This article argues that the U.S. National HIV/AIDS Strategy must explicitly commit to a human rights framework when developing programs and policies that address the needs of women. This is particularly vital with regard to government-sanctioned stigma and discrimination that implicitly endorses the isolation and mistreatment of people living with HIV. Regressive HIV policies also are detrimental to public health, preventing people living with HIV from obtaining housing, employment, health care, and access to other vital services.
The authors urge the Obama administration to explore administrative and legislative incentives to eliminate laws that criminalize the consensual sexual activity of people living with HIV. It also argues that national policies must be revised concerning HIV testing: testing policies should remove opt-out or mandatory HIV testing as a condition for federal funding, incentives should encourage states to adopt local policies mandating counseling, and voluntary HIV testing should be offered regardless of a health care provider's undocumented perception of a patient's risk.
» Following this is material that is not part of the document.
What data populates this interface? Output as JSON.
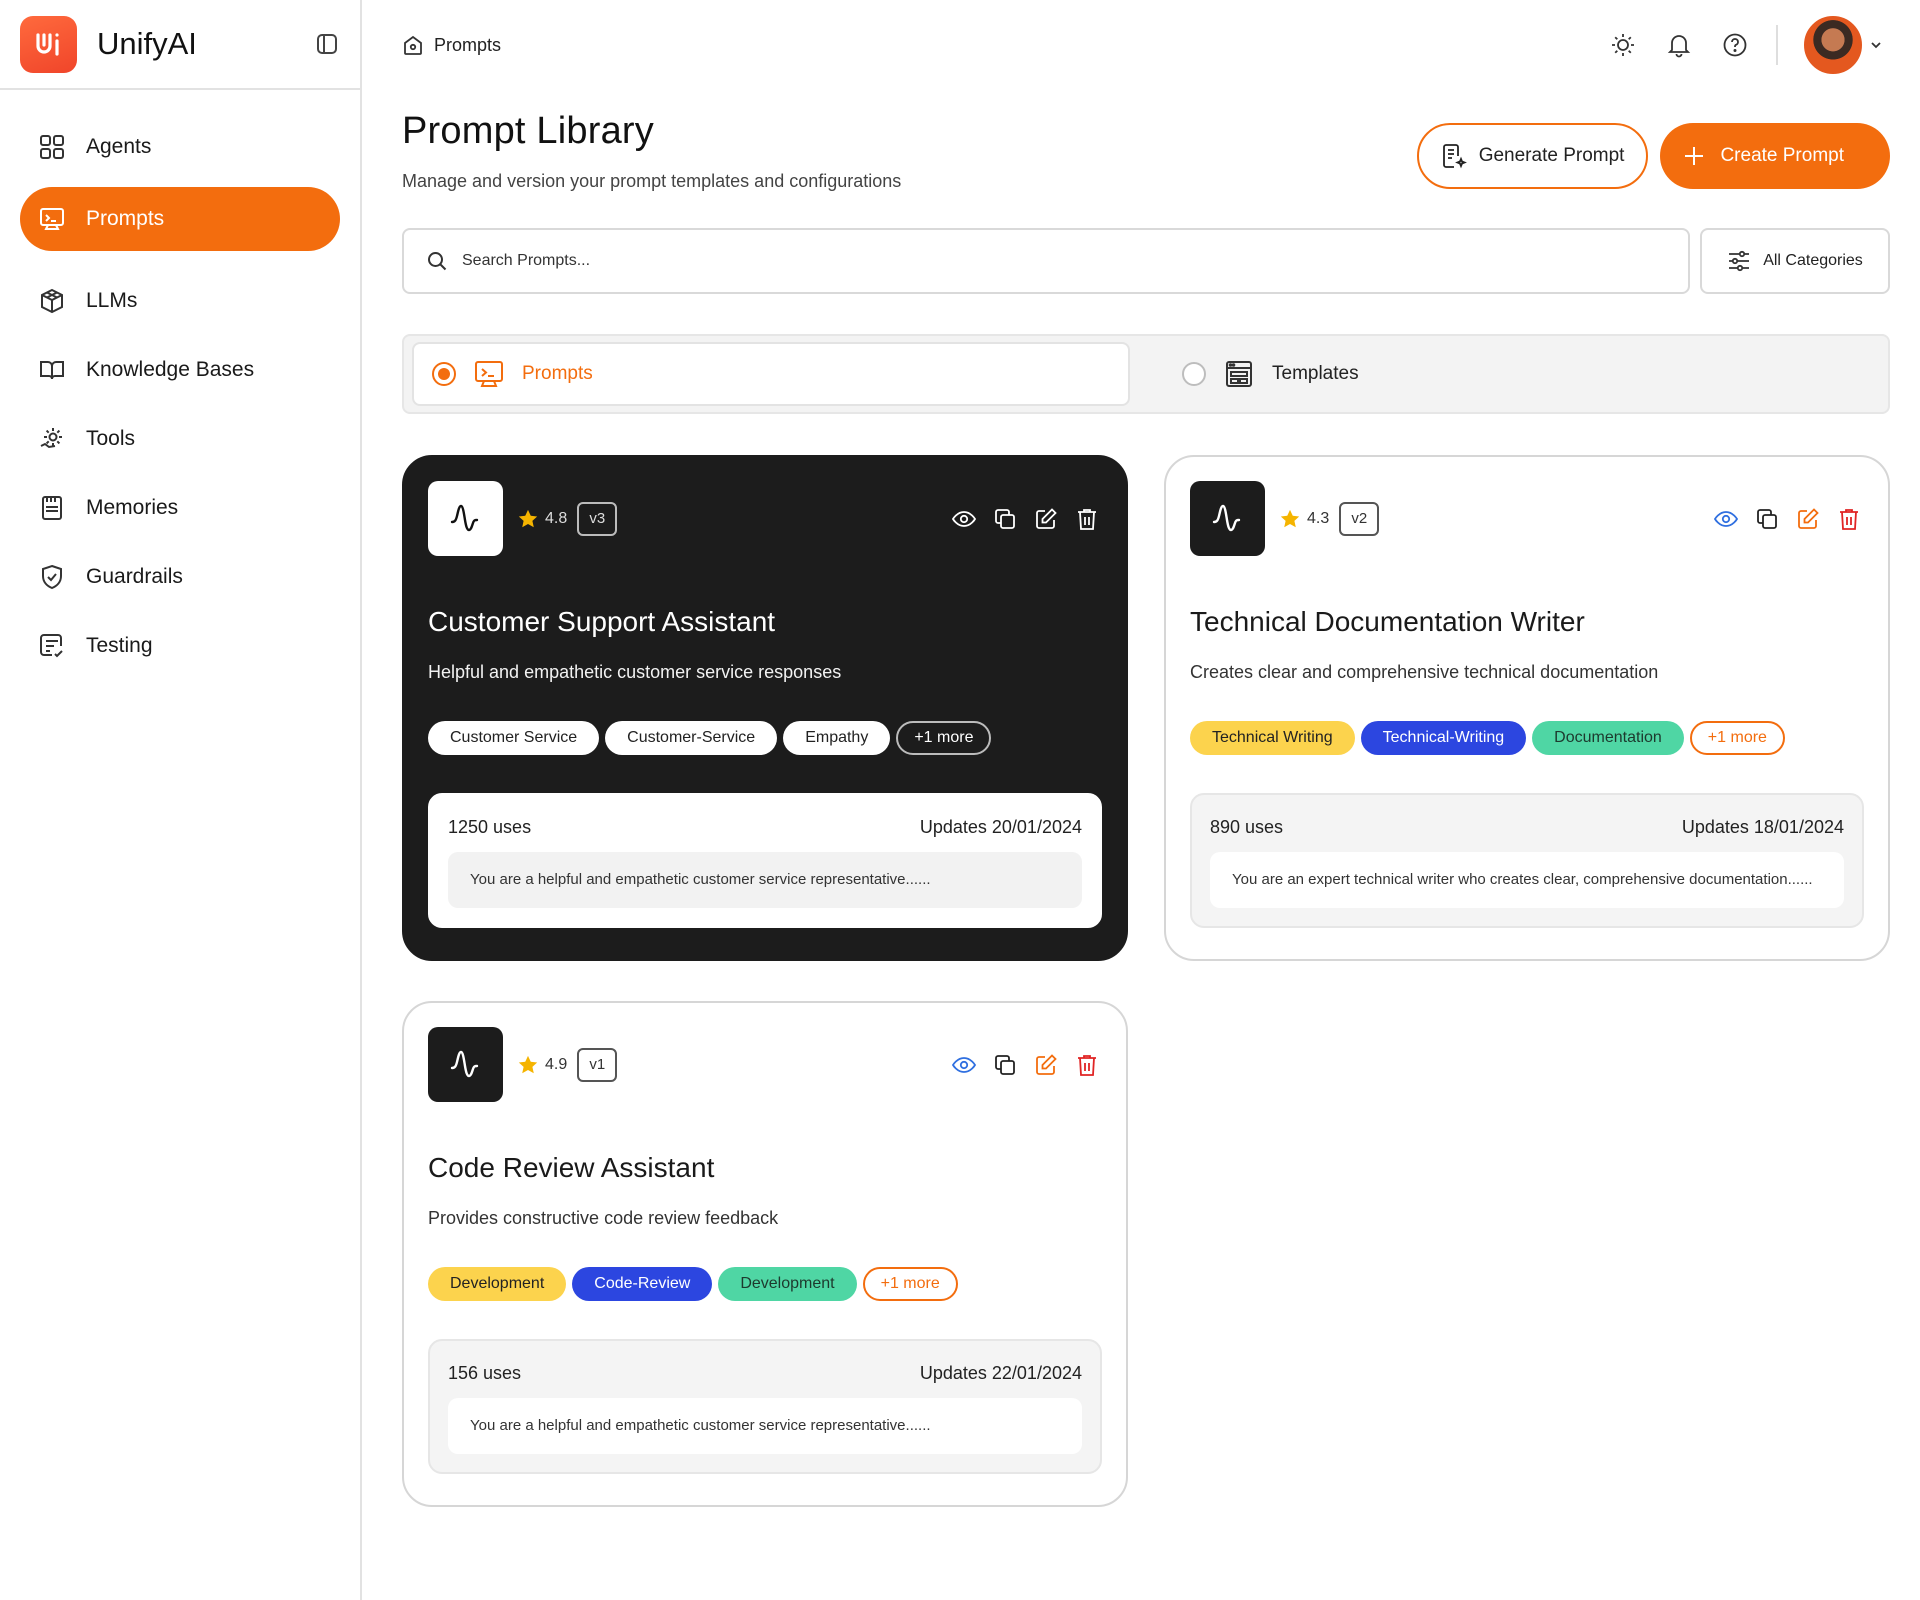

The authors' recommendations reflect those originally developed by an HIV civil rights working group (consisting of the Center for HIV Law and Policy, the ACLU Gay Rights and AIDS Projects, Lambda Legal, Gay and Lesbian Advocates and Defenders (GLAD), and AIDS Legal Council of Chicago, in a transition memo and specific recommendations previously submitted to the Obama administration, and later adopted in recommendations to the administration this summer by a Ford Foundation grantee working group on women and HIV.